[Data records Boundary: Start]

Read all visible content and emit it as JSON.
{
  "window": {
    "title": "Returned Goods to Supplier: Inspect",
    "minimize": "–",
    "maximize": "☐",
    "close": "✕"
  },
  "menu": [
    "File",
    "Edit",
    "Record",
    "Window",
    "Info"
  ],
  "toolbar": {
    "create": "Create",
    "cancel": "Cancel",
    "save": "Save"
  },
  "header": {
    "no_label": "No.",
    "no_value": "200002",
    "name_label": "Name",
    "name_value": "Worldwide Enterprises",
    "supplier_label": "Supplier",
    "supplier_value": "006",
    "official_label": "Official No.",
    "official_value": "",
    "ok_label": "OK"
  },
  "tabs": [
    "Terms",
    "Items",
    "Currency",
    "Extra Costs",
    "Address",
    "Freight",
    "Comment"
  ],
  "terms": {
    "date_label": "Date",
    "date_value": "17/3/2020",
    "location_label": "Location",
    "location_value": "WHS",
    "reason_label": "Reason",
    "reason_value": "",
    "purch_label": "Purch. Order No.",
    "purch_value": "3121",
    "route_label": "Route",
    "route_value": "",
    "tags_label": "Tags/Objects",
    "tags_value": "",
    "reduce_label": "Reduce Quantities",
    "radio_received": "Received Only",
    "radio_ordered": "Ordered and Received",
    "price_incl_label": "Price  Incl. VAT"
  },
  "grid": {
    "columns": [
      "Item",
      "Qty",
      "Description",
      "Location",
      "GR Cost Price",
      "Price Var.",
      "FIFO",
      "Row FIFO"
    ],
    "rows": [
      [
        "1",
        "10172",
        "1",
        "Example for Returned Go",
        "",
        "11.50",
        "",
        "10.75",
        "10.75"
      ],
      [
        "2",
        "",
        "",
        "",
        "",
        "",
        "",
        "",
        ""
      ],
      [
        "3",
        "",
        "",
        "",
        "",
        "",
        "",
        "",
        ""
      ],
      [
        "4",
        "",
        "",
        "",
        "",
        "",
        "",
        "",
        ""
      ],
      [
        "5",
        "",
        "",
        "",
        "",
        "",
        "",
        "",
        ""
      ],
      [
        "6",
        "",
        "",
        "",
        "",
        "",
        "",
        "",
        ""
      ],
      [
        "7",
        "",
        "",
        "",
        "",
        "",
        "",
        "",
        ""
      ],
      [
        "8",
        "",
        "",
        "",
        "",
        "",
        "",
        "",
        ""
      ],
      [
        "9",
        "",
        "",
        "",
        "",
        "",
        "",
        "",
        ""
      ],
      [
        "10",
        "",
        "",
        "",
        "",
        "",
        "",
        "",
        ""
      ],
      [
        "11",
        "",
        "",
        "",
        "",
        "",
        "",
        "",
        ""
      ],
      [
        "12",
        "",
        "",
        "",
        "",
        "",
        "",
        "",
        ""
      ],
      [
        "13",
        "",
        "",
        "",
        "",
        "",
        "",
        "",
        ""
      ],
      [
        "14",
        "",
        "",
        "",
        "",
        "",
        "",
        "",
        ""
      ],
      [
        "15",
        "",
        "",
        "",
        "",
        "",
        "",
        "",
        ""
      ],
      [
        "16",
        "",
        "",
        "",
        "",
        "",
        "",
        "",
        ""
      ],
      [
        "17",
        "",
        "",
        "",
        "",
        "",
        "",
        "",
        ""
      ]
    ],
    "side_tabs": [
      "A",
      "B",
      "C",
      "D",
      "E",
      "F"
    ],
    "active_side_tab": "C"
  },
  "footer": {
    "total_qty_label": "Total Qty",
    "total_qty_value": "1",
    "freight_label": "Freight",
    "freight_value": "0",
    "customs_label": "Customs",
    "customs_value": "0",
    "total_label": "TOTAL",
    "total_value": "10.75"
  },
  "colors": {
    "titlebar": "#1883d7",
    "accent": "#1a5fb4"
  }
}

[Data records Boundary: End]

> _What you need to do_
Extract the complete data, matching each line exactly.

> _Response below_
Read all visible content and emit it as JSON.
{
  "window": {
    "title": "Returned Goods to Supplier: Inspect",
    "minimize": "–",
    "maximize": "☐",
    "close": "✕"
  },
  "menu": [
    "File",
    "Edit",
    "Record",
    "Window",
    "Info"
  ],
  "toolbar": {
    "create": "Create",
    "cancel": "Cancel",
    "save": "Save"
  },
  "header": {
    "no_label": "No.",
    "no_value": "200002",
    "name_label": "Name",
    "name_value": "Worldwide Enterprises",
    "supplier_label": "Supplier",
    "supplier_value": "006",
    "official_label": "Official No.",
    "official_value": "",
    "ok_label": "OK"
  },
  "tabs": [
    "Terms",
    "Items",
    "Currency",
    "Extra Costs",
    "Address",
    "Freight",
    "Comment"
  ],
  "terms": {
    "date_label": "Date",
    "date_value": "17/3/2020",
    "location_label": "Location",
    "location_value": "WHS",
    "reason_label": "Reason",
    "reason_value": "",
    "purch_label": "Purch. Order No.",
    "purch_value": "3121",
    "route_label": "Route",
    "route_value": "",
    "tags_label": "Tags/Objects",
    "tags_value": "",
    "reduce_label": "Reduce Quantities",
    "radio_received": "Received Only",
    "radio_ordered": "Ordered and Received",
    "price_incl_label": "Price  Incl. VAT"
  },
  "grid": {
    "columns": [
      "Item",
      "Qty",
      "Description",
      "Location",
      "GR Cost Price",
      "Price Var.",
      "FIFO",
      "Row FIFO"
    ],
    "rows": [
      [
        "1",
        "10172",
        "1",
        "Example for Returned Go",
        "",
        "11.50",
        "",
        "10.75",
        "10.75"
      ],
      [
        "2",
        "",
        "",
        "",
        "",
        "",
        "",
        "",
        ""
      ],
      [
        "3",
        "",
        "",
        "",
        "",
        "",
        "",
        "",
        ""
      ],
      [
        "4",
        "",
        "",
        "",
        "",
        "",
        "",
        "",
        ""
      ],
      [
        "5",
        "",
        "",
        "",
        "",
        "",
        "",
        "",
        ""
      ],
      [
        "6",
        "",
        "",
        "",
        "",
        "",
        "",
        "",
        ""
      ],
      [
        "7",
        "",
        "",
        "",
        "",
        "",
        "",
        "",
        ""
      ],
      [
        "8",
        "",
        "",
        "",
        "",
        "",
        "",
        "",
        ""
      ],
      [
        "9",
        "",
        "",
        "",
        "",
        "",
        "",
        "",
        ""
      ],
      [
        "10",
        "",
        "",
        "",
        "",
        "",
        "",
        "",
        ""
      ],
      [
        "11",
        "",
        "",
        "",
        "",
        "",
        "",
        "",
        ""
      ],
      [
        "12",
        "",
        "",
        "",
        "",
        "",
        "",
        "",
        ""
      ],
      [
        "13",
        "",
        "",
        "",
        "",
        "",
        "",
        "",
        ""
      ],
      [
        "14",
        "",
        "",
        "",
        "",
        "",
        "",
        "",
        ""
      ],
      [
        "15",
        "",
        "",
        "",
        "",
        "",
        "",
        "",
        ""
      ],
      [
        "16",
        "",
        "",
        "",
        "",
        "",
        "",
        "",
        ""
      ],
      [
        "17",
        "",
        "",
        "",
        "",
        "",
        "",
        "",
        ""
      ]
    ],
    "side_tabs": [
      "A",
      "B",
      "C",
      "D",
      "E",
      "F"
    ],
    "active_side_tab": "C"
  },
  "footer": {
    "total_qty_label": "Total Qty",
    "total_qty_value": "1",
    "freight_label": "Freight",
    "freight_value": "0",
    "customs_label": "Customs",
    "customs_value": "0",
    "total_label": "TOTAL",
    "total_value": "10.75"
  },
  "colors": {
    "titlebar": "#1883d7",
    "accent": "#1a5fb4"
  }
}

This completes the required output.